▶ **Directions**:
What is needed here is every record, retyped without any change.

▶ **Data to use**:
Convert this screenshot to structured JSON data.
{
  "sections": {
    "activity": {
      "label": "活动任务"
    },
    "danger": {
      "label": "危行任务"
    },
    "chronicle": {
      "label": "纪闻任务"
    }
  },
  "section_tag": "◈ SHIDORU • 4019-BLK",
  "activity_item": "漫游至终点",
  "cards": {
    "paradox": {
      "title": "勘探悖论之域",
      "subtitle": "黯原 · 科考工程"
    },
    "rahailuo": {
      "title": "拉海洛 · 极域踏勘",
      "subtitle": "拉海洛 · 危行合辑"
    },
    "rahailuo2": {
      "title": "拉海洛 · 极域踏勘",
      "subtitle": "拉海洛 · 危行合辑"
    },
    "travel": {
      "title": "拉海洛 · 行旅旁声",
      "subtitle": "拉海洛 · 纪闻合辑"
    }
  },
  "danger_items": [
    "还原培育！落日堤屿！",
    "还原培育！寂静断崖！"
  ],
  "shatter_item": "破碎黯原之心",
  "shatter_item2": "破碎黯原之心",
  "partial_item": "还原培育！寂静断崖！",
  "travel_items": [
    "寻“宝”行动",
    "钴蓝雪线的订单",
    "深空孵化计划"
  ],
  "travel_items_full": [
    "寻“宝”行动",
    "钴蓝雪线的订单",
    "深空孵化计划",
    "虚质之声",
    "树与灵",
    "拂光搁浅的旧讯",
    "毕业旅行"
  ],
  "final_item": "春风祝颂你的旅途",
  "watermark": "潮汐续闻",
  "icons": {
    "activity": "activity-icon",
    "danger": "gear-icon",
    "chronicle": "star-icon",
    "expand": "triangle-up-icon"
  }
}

▶ **Solution for this exercise**:
Convert this screenshot to structured JSON data.
{
  "sections": {
    "activity": {
      "label": "活动任务"
    },
    "danger": {
      "label": "危行任务"
    },
    "chronicle": {
      "label": "纪闻任务"
    }
  },
  "section_tag": "◈ SHIDORU • 4019-BLK",
  "activity_item": "漫游至终点",
  "cards": {
    "paradox": {
      "title": "勘探悖论之域",
      "subtitle": "黯原 · 科考工程"
    },
    "rahailuo": {
      "title": "拉海洛 · 极域踏勘",
      "subtitle": "拉海洛 · 危行合辑"
    },
    "rahailuo2": {
      "title": "拉海洛 · 极域踏勘",
      "subtitle": "拉海洛 · 危行合辑"
    },
    "travel": {
      "title": "拉海洛 · 行旅旁声",
      "subtitle": "拉海洛 · 纪闻合辑"
    }
  },
  "danger_items": [
    "还原培育！落日堤屿！",
    "还原培育！寂静断崖！"
  ],
  "shatter_item": "破碎黯原之心",
  "shatter_item2": "破碎黯原之心",
  "partial_item": "还原培育！寂静断崖！",
  "travel_items": [
    "寻“宝”行动",
    "钴蓝雪线的订单",
    "深空孵化计划"
  ],
  "travel_items_full": [
    "寻“宝”行动",
    "钴蓝雪线的订单",
    "深空孵化计划",
    "虚质之声",
    "树与灵",
    "拂光搁浅的旧讯",
    "毕业旅行"
  ],
  "final_item": "春风祝颂你的旅途",
  "watermark": "潮汐续闻",
  "icons": {
    "activity": "activity-icon",
    "danger": "gear-icon",
    "chronicle": "star-icon",
    "expand": "triangle-up-icon"
  }
}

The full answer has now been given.